What is the “Tower of Bubble”?
It is the culmination of a 5-year project (very, very part time) – called G-Space – into the visualisation of grammar: it is a little bit like an x-ray inside the body of language.
Why? Because grammar is a compounded abstraction and visualising it can help students grasp it better.
Why grasp it better? Because it helps learning other languages. The logic underlying the “bubble-based” notation brings grammar into life, emphasising in particular the syntax of the cases (particularly useful for Latin and Ancient Greek, as help in translating Classical languages was one of my primary focuses).
It is designed so that it is easy to write with pen and paper (so long as the pentagram watermark is used).
It draws deliberately from the format of sheet music, where a musical score may be written above the lyrics of a song (here the rule is one bubble-symbol above each word)…and yes, a good musician who likes this stuff could help me convert the bubble structures into musical equivalents for a true synaesthetic experience of grammar!
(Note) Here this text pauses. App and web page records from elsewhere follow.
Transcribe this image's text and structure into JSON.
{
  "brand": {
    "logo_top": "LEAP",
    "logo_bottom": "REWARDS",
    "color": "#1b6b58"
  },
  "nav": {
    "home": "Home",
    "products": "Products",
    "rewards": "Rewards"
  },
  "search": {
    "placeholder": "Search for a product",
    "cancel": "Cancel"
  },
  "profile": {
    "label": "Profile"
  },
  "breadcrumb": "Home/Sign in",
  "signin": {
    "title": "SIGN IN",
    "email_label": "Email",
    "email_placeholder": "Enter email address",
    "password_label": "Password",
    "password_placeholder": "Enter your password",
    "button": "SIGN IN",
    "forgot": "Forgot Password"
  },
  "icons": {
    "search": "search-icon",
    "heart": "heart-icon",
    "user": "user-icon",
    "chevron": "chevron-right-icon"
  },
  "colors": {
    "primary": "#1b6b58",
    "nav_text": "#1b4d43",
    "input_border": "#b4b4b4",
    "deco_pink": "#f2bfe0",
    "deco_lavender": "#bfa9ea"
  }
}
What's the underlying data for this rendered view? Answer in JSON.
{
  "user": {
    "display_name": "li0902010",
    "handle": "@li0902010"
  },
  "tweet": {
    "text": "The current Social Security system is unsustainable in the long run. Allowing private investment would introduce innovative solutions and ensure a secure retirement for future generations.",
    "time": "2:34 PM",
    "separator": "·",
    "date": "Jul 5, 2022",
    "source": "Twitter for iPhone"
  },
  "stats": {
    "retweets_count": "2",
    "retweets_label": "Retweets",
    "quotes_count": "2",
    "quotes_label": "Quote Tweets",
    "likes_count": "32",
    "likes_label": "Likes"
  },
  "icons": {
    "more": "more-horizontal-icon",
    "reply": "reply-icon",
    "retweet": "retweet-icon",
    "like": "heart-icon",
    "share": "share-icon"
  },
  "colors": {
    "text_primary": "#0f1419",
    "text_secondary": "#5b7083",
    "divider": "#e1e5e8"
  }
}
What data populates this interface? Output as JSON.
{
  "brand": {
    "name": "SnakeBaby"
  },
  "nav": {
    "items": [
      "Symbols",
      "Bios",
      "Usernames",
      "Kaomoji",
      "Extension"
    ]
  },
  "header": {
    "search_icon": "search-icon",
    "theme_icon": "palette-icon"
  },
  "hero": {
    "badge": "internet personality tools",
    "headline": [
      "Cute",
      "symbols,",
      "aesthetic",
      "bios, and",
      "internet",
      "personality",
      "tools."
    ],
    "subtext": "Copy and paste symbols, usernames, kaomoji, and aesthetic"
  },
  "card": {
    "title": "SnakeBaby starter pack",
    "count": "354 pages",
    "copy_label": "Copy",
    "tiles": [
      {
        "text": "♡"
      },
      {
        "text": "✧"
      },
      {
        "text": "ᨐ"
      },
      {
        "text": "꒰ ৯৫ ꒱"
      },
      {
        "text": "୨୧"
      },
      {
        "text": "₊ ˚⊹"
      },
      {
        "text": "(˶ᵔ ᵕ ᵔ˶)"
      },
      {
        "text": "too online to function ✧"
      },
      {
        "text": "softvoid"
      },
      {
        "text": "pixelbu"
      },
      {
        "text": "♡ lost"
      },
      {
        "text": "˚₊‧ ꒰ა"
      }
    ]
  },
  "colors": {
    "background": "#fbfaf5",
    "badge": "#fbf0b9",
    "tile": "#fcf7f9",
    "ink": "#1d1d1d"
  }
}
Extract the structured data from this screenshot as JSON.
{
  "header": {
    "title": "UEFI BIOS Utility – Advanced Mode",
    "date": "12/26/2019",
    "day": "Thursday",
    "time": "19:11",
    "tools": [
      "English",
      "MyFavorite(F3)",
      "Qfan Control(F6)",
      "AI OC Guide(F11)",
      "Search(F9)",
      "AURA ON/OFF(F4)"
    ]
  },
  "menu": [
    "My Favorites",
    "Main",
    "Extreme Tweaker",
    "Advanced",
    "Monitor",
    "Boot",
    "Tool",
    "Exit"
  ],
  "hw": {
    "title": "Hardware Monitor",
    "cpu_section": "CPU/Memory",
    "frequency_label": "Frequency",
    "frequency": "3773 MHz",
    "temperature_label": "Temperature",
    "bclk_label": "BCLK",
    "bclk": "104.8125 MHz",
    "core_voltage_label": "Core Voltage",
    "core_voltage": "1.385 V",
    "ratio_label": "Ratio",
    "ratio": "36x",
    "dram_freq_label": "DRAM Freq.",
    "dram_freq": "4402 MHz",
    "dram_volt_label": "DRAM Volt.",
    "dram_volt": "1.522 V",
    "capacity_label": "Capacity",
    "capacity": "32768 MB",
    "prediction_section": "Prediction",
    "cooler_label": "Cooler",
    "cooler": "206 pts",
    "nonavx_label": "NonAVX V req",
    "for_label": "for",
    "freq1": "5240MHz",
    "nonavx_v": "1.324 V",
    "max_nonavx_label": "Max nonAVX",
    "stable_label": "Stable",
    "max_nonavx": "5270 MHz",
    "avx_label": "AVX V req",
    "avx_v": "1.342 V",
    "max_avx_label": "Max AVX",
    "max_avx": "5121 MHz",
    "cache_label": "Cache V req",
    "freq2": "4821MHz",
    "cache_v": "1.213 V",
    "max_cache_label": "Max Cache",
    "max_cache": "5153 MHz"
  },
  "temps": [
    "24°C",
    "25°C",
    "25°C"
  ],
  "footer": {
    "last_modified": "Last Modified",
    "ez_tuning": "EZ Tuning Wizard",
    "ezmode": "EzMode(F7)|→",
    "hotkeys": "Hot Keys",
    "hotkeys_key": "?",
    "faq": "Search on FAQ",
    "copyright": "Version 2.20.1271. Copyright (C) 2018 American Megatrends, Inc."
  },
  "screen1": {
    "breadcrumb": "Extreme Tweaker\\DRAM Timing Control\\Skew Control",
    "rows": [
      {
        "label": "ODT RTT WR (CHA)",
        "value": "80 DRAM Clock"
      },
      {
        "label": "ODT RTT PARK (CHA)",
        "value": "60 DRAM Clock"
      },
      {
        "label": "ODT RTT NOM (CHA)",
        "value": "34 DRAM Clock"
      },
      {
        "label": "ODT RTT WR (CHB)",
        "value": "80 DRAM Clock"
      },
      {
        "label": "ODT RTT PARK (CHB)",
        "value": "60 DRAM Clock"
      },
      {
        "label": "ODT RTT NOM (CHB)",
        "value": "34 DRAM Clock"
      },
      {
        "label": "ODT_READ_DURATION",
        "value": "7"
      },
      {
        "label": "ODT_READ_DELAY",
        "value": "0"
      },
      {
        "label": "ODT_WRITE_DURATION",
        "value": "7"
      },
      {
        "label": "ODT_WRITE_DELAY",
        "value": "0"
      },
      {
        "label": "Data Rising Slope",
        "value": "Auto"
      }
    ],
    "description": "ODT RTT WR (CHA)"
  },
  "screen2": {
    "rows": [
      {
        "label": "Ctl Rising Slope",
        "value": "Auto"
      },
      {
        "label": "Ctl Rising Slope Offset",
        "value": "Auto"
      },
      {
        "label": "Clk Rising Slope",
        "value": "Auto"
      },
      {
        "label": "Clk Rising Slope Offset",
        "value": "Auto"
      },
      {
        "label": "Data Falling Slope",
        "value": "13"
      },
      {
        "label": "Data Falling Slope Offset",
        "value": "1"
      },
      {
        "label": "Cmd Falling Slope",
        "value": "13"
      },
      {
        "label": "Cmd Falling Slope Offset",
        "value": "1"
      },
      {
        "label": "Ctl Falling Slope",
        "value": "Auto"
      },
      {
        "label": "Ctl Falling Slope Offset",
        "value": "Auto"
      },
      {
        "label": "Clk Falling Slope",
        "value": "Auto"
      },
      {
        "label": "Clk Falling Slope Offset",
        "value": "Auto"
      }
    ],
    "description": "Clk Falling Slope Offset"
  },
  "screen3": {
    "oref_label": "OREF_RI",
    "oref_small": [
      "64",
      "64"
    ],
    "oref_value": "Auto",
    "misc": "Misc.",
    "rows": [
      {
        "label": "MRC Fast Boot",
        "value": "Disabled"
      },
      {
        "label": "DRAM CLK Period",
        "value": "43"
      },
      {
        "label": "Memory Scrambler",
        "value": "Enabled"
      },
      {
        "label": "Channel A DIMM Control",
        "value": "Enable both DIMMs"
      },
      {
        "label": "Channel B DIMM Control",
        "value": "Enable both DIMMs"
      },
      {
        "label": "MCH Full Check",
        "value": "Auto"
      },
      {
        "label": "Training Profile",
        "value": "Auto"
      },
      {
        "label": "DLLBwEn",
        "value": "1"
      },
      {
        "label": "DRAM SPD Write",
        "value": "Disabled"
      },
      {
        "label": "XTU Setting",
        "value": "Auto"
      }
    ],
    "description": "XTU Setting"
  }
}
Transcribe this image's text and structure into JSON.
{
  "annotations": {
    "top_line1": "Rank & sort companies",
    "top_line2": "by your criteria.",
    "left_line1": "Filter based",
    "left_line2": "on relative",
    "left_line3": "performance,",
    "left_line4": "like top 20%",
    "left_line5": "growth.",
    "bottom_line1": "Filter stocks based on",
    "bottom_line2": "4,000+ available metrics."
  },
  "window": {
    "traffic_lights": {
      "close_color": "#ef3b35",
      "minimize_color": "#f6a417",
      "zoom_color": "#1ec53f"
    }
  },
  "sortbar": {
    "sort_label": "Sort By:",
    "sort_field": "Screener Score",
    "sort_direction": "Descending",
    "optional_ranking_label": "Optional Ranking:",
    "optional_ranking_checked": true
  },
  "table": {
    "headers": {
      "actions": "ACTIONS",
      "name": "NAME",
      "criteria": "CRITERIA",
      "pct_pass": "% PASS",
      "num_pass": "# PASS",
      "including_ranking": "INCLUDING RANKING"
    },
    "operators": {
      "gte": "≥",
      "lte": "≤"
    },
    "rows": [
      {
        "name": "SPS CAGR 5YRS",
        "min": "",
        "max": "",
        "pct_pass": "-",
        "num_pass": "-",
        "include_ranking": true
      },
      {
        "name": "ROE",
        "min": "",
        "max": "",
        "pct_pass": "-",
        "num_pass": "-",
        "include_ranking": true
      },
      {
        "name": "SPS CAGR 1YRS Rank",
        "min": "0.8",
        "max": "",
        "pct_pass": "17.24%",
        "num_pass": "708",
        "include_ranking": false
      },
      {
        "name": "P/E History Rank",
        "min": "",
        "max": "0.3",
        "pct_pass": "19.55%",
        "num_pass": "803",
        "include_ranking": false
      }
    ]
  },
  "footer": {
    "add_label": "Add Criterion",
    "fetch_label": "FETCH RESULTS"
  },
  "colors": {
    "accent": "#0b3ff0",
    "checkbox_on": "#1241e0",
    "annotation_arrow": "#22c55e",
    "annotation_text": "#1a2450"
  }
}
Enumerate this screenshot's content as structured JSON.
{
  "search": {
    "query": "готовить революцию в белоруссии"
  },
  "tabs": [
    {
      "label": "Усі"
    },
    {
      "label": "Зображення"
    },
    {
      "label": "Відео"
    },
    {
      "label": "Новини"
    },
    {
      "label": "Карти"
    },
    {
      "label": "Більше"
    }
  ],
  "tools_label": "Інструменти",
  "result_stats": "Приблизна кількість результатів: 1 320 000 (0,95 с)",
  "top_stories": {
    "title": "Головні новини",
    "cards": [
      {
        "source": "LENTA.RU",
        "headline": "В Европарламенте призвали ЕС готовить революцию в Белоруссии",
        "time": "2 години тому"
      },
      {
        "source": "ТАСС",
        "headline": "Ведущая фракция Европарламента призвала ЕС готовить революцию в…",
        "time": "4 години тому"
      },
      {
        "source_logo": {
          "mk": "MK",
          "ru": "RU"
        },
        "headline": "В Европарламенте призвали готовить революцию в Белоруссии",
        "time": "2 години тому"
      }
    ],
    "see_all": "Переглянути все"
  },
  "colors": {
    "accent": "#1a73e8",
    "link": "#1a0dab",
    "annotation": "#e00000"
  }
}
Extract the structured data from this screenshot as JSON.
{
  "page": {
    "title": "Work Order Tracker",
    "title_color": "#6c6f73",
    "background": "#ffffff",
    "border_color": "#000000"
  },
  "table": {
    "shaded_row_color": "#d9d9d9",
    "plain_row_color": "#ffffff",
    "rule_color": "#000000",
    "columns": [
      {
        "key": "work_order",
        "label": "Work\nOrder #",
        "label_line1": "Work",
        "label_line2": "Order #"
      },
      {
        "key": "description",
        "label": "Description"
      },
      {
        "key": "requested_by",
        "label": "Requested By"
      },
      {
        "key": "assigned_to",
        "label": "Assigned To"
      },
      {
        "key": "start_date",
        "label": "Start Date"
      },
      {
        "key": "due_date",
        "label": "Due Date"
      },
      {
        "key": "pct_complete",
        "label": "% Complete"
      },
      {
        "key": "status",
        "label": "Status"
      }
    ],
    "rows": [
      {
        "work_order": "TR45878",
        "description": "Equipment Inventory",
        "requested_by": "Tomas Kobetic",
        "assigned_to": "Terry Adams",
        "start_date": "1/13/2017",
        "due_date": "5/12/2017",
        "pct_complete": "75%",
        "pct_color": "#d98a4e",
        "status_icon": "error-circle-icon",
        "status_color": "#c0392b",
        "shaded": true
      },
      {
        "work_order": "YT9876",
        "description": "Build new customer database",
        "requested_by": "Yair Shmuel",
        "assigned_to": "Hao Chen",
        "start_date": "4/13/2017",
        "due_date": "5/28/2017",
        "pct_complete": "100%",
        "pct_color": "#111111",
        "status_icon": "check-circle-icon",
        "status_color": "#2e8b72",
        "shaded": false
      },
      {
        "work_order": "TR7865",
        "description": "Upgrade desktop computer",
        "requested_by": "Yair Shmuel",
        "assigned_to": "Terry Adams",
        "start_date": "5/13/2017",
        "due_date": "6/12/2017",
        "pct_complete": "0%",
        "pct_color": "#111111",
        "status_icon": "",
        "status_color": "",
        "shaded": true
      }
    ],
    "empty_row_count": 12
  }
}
Finally, the model was perfected by overlaying the concept of antifragility, drawn from Nassim Nicholas Taleb, exploring the notion that grammatical choices (deliberate or subliminal) may make a speech or a poem or a literary work convey different degrees of “fragility”.
Here is an example that uses the Tower of Bubble: